**WHAT THE TASK ASKS:** Every line of the data that contains the string "screenshot" must be copied.

%%

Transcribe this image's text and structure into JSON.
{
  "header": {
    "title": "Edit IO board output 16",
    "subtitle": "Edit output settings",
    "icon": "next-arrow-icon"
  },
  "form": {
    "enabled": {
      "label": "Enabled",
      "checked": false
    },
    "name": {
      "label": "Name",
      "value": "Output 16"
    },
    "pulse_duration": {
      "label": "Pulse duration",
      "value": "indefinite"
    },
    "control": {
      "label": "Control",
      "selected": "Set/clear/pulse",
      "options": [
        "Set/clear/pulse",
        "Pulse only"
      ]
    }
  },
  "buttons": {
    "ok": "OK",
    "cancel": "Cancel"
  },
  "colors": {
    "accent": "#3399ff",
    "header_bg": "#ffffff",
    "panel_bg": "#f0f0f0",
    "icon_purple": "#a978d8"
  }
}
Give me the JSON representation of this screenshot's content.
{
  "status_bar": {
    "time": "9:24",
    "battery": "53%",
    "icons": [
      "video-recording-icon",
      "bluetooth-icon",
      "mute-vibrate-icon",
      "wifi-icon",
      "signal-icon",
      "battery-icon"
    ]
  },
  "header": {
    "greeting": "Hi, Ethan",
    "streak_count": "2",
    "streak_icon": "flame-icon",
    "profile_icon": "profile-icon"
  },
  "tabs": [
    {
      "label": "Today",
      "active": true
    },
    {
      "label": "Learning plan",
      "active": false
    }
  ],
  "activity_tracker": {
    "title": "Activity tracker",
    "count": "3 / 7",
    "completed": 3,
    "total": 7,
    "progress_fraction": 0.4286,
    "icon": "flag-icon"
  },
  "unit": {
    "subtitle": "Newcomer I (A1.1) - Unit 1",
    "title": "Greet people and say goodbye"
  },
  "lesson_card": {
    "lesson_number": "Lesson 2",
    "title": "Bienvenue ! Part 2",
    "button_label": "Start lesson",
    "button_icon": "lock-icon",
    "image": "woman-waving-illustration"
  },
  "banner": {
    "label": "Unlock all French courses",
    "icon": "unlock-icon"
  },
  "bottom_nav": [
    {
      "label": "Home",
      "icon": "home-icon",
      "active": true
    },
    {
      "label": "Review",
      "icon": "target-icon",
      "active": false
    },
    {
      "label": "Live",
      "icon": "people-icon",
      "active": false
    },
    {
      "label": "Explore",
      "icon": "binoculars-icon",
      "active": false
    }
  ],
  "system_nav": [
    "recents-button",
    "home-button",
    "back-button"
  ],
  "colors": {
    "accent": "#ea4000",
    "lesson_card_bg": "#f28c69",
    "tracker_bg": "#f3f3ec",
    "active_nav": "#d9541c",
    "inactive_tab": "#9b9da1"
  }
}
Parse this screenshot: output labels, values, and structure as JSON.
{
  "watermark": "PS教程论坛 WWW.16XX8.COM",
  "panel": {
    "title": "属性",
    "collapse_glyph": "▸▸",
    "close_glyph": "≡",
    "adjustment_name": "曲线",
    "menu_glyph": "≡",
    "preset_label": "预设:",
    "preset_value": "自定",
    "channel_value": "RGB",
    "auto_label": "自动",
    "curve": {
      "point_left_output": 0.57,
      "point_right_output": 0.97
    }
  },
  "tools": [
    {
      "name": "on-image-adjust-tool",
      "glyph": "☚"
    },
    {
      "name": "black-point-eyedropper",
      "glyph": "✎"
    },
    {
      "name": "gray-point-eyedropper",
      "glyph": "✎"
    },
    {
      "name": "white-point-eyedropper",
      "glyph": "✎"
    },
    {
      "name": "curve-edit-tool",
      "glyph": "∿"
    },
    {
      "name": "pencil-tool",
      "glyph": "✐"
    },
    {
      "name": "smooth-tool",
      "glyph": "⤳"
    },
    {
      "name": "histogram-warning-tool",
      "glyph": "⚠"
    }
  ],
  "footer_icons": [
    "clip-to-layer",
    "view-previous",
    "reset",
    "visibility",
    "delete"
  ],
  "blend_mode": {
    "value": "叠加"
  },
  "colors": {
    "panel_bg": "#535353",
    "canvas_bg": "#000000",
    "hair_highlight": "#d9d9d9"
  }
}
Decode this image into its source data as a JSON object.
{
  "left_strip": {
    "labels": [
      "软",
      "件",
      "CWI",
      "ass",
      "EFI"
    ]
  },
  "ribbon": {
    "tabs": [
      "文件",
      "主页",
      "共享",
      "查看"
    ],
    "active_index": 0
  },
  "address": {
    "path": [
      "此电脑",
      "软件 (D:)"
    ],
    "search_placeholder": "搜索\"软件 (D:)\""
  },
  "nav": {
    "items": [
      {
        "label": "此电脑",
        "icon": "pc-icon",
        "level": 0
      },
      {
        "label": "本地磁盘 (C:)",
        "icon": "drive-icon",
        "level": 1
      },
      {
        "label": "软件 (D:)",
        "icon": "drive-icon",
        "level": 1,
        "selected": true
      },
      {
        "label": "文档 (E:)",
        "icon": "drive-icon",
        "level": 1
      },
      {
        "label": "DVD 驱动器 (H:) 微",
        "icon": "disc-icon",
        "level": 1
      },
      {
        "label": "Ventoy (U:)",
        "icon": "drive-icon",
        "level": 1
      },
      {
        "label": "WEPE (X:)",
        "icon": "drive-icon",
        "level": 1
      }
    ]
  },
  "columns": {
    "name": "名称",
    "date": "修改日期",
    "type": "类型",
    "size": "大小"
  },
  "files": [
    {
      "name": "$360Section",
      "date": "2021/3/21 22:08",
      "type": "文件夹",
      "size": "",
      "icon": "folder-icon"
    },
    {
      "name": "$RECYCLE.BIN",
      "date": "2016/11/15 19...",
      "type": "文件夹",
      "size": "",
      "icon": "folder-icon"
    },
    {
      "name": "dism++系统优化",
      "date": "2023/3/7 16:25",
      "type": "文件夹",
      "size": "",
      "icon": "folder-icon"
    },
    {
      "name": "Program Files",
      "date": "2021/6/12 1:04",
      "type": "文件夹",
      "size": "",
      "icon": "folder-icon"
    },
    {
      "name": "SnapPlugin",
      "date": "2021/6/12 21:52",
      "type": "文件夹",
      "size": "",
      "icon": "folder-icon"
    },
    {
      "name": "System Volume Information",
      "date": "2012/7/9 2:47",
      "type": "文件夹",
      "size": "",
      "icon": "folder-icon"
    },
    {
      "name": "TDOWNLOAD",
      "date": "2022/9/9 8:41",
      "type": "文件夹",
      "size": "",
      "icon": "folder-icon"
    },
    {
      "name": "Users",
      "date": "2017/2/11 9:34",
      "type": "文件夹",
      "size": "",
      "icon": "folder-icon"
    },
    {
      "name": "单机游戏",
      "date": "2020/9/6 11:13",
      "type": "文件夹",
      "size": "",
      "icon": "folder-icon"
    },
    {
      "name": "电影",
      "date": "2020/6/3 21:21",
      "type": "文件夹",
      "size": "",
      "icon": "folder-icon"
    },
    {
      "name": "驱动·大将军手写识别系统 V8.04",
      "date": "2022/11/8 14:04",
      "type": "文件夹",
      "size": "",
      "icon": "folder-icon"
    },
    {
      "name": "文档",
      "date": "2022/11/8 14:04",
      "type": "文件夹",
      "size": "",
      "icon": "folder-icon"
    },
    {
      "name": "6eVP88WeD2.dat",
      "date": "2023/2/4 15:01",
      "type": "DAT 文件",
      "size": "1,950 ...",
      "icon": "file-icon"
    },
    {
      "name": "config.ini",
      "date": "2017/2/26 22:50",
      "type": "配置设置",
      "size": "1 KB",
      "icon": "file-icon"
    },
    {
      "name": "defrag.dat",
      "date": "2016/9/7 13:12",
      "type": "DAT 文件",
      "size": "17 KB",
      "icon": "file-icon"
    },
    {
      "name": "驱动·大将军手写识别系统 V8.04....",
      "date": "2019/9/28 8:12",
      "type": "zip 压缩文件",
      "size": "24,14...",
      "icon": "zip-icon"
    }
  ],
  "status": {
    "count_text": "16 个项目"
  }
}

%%

**EXPECTED OUTPUT:**
Give me the JSON representation of this screenshot's content.
Parse this screenshot: output labels, values, and structure as JSON.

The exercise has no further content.